  • 8 hours goes by really quickly, especially when it takes 10 minutes to crank up your rig to de-sanddab your hooks and rebait
  • long sleeves and long pants and goofy hats are great
  • if we do this again, we need some info on rocky spots to try, because every time we blindly fished more than 500 ft down we only hit soft mud
  • if you want to fish for pelagic sharks, you really have to make them a priority
  • go easy on the Korean BBQ when you need a good night of sleep

Latimeria

  • Administrator
  • Tax Man
  • *****
  • Posts: 6255
  • Posted for Fame, Poached by Lame
    • View Profile
Re: Redondo Canyon (7-9-2016)
« Reply #1 on: July 11, 2016, 05:49:50 AM »
Great report, Ben.  It's funny, the spiny dogfish out in the pacific look somewhat different than the one's in the atlantic, yet they are the same genus/species.

Very cool write up.  Glad you are continuing to add to the life list!
You can't catch them from your computer chair.

Pinoyfisher

  • Sevengill
  • *****
  • Posts: 3185
  • The tug is the drug.
    • View Profile
Re: Redondo Canyon (7-9-2016)
« Reply #2 on: July 11, 2016, 03:22:35 PM »
What a cool report! Sandabs are good eats and equally great ling bait. They are all over in the deep in mud!!
« Last Edit: July 12, 2016, 10:02:23 AM by Pinoyfisher »
Batson Rod Winner 2017
      2018 SNBF Champ
          Forty Five (45)

BenCantrell

  • Leopard
  • ***
  • Posts: 627
  • catch all the species!
    • View Profile
    • Ben Cantrell's fish species blog
Re: Redondo Canyon (7-9-2016)
« Reply #3 on: July 12, 2016, 12:39:36 PM »
It's funny, the spiny dogfish out in the pacific look somewhat different than the one's in the atlantic, yet they are the same genus/species.

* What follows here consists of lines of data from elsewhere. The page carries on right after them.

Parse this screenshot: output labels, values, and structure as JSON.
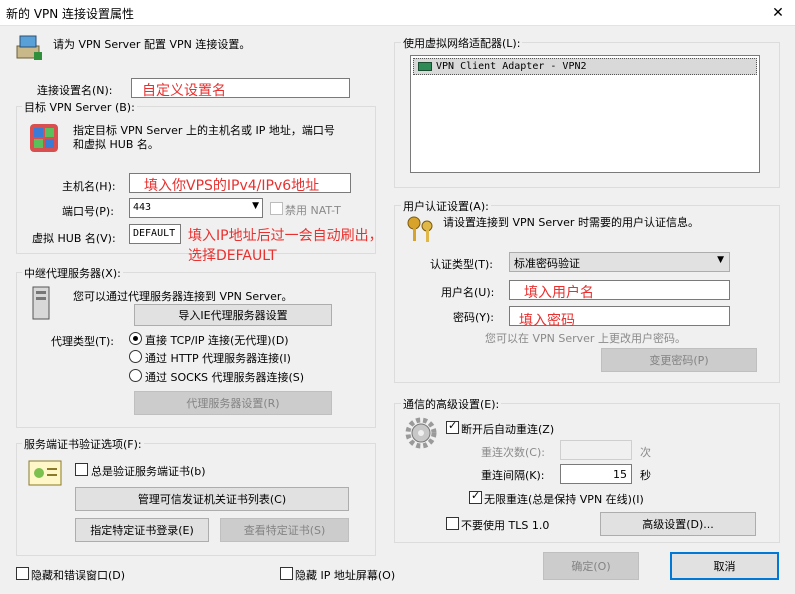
{
  "window": {
    "title": "新的 VPN 连接设置属性",
    "close": "✕"
  },
  "intro": {
    "text": "请为 VPN Server 配置 VPN 连接设置。"
  },
  "conn_name": {
    "label": "连接设置名(N):",
    "value": "自定义设置名"
  },
  "target_server": {
    "group_label": "目标 VPN Server (B):",
    "desc_line1": "指定目标 VPN Server 上的主机名或 IP 地址，端口号",
    "desc_line2": "和虚拟 HUB 名。",
    "host_label": "主机名(H):",
    "host_value": "填入你VPS的IPv4/IPv6地址",
    "port_label": "端口号(P):",
    "port_value": "443",
    "disable_nat_label": "禁用 NAT-T",
    "hub_label": "虚拟 HUB 名(V):",
    "hub_value": "DEFAULT",
    "hub_note_line1": "填入IP地址后过一会自动刷出，",
    "hub_note_line2": "选择DEFAULT"
  },
  "proxy": {
    "group_label": "中继代理服务器(X):",
    "desc": "您可以通过代理服务器连接到 VPN Server。",
    "import_button": "导入IE代理服务器设置",
    "type_label": "代理类型(T):",
    "options": [
      "直接 TCP/IP 连接(无代理)(D)",
      "通过 HTTP 代理服务器连接(I)",
      "通过 SOCKS 代理服务器连接(S)"
    ],
    "settings_button": "代理服务器设置(R)"
  },
  "cert": {
    "group_label": "服务端证书验证选项(F):",
    "always_verify_label": "总是验证服务端证书(b)",
    "manage_button": "管理可信发证机关证书列表(C)",
    "specify_button": "指定特定证书登录(E)",
    "view_button": "查看特定证书(S)"
  },
  "bottom_checks": {
    "hide_errors": "隐藏和错误窗口(D)",
    "hide_ip": "隐藏 IP 地址屏幕(O)"
  },
  "adapter": {
    "group_label": "使用虚拟网络适配器(L):",
    "items": [
      "VPN Client Adapter - VPN2"
    ]
  },
  "auth": {
    "group_label": "用户认证设置(A):",
    "desc": "请设置连接到 VPN Server 时需要的用户认证信息。",
    "type_label": "认证类型(T):",
    "type_value": "标准密码验证",
    "user_label": "用户名(U):",
    "user_value": "填入用户名",
    "pass_label": "密码(Y):",
    "pass_value": "填入密码",
    "note": "您可以在 VPN Server 上更改用户密码。",
    "change_pw_button": "变更密码(P)"
  },
  "advanced": {
    "group_label": "通信的高级设置(E):",
    "reconnect_label": "断开后自动重连(Z)",
    "retries_label": "重连次数(C):",
    "retries_unit": "次",
    "interval_label": "重连间隔(K):",
    "interval_value": "15",
    "interval_unit": "秒",
    "infinite_label": "无限重连(总是保持 VPN 在线)(I)",
    "no_tls_label": "不要使用 TLS 1.0",
    "advanced_button": "高级设置(D)..."
  },
  "footer": {
    "ok": "确定(O)",
    "cancel": "取消"
  }
}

Actually it looks like the Pacific one was split off as its own species in 2010.  I need to fix that in my lifelist.

https://www.researchgate.net/publication/235659630_Ebert_D_A_et_al_Resurrection_and_redescription_of_Squalus_suckleyi_Girard_1854_from_the_north_Pacific_with_comments_on_the_Squalus_acanthias_subgroup_Squaliformes_Squalidae_Zootaxa_2612

Latimeria

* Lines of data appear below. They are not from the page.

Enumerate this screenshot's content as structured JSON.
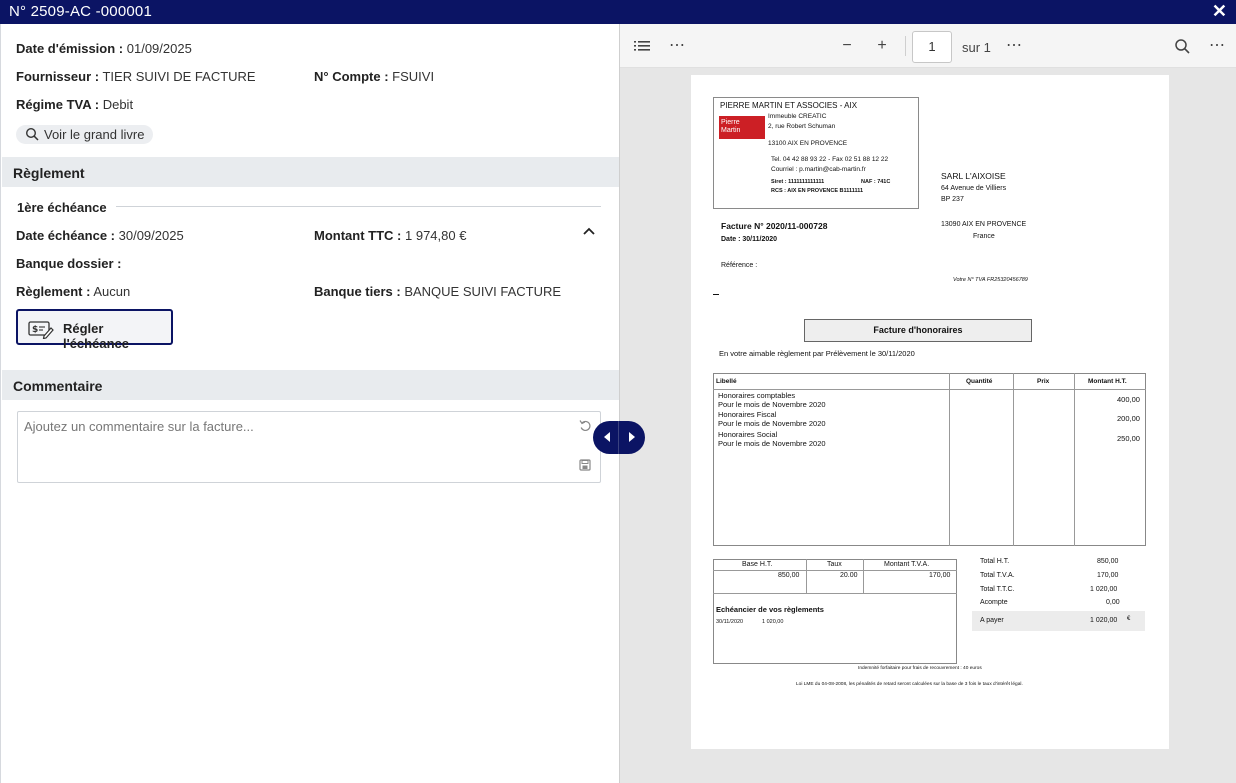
{
  "window": {
    "title": "N° 2509-AC -000001"
  },
  "invoice": {
    "emission_label": "Date d'émission :",
    "emission_value": "01/09/2025",
    "supplier_label": "Fournisseur :",
    "supplier_value": "TIER SUIVI DE FACTURE",
    "account_label": "N° Compte :",
    "account_value": "FSUIVI",
    "vat_label": "Régime TVA :",
    "vat_value": "Debit",
    "ledger_button": "Voir le grand livre"
  },
  "reglement": {
    "section_title": "Règlement",
    "subhead": "1ère échéance",
    "due_label": "Date échéance :",
    "due_value": "30/09/2025",
    "amount_label": "Montant TTC :",
    "amount_value": "1 974,80 €",
    "bank_label": "Banque dossier :",
    "bank_value": "",
    "mode_label": "Règlement :",
    "mode_value": "Aucun",
    "third_bank_label": "Banque tiers :",
    "third_bank_value": "BANQUE SUIVI FACTURE",
    "pay_button": "Régler l'échéance"
  },
  "comment": {
    "section_title": "Commentaire",
    "placeholder": "Ajoutez un commentaire sur la facture..."
  },
  "viewer": {
    "page_number": "1",
    "page_of": "sur 1"
  },
  "document": {
    "firm_name": "PIERRE MARTIN ET ASSOCIES - AIX",
    "logo_line1": "Pierre",
    "logo_line2": "Martin",
    "addr1": "Immeuble CREATIC",
    "addr2": "2, rue Robert Schuman",
    "addr3": "13100 AIX EN PROVENCE",
    "tel": "Tel.   04 42 88 93 22     - Fax  02 51 88 12 22",
    "mail": "Courriel : p.martin@cab-martin.fr",
    "siret": "Siret : 1111111111111",
    "naf": "NAF : 741C",
    "rcs": "RCS : AIX EN PROVENCE B1111111",
    "client_name": "SARL L'AIXOISE",
    "client_addr1": "64 Avenue de Villiers",
    "client_addr2": "BP 237",
    "client_city": "13090 AIX EN PROVENCE",
    "client_country": "France",
    "invoice_no": "Facture N° 2020/11-000728",
    "invoice_date": "Date : 30/11/2020",
    "reference": "Référence :",
    "vat_no": "Votre N° TVA FR25320456789",
    "doc_title": "Facture d'honoraires",
    "intro": "En votre aimable règlement par Prélèvement le 30/11/2020",
    "col_label": "Libellé",
    "col_qty": "Quantité",
    "col_price": "Prix",
    "col_amount": "Montant H.T.",
    "lines": [
      {
        "l1": "Honoraires comptables",
        "l2": "Pour le mois de Novembre 2020",
        "amount": "400,00"
      },
      {
        "l1": "Honoraires Fiscal",
        "l2": "Pour le mois de Novembre 2020",
        "amount": "200,00"
      },
      {
        "l1": "Honoraires Social",
        "l2": "Pour le mois de Novembre 2020",
        "amount": "250,00"
      }
    ],
    "tax_base_h": "Base H.T.",
    "tax_rate_h": "Taux",
    "tax_amt_h": "Montant T.V.A.",
    "tax_base": "850,00",
    "tax_rate": "20.00",
    "tax_amt": "170,00",
    "schedule_title": "Echéancier de vos règlements",
    "schedule_date": "30/11/2020",
    "schedule_amount": "1 020,00",
    "total_ht_label": "Total H.T.",
    "total_ht": "850,00",
    "total_tva_label": "Total T.V.A.",
    "total_tva": "170,00",
    "total_ttc_label": "Total T.T.C.",
    "total_ttc": "1 020,00",
    "deposit_label": "Acompte",
    "deposit": "0,00",
    "topay_label": "A payer",
    "topay": "1 020,00",
    "currency": "€",
    "footer1": "Indemnité forfaitaire pour frais de recouvrement : 40 euros",
    "footer2": "Loi LME du 04-08-2008, les pénalités de retard seront calculées sur la base de 3 fois le taux d'intérêt légal."
  },
  "colors": {
    "brand_navy": "#0b1464",
    "section_bg": "#e8ebee",
    "logo_red": "#cc1f25"
  }
}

  • Administrator
  • Tax Man
  • *****
  • Posts: 6255
  • Posted for Fame, Poached by Lame
    • View Profile
You can't catch them from your computer chair.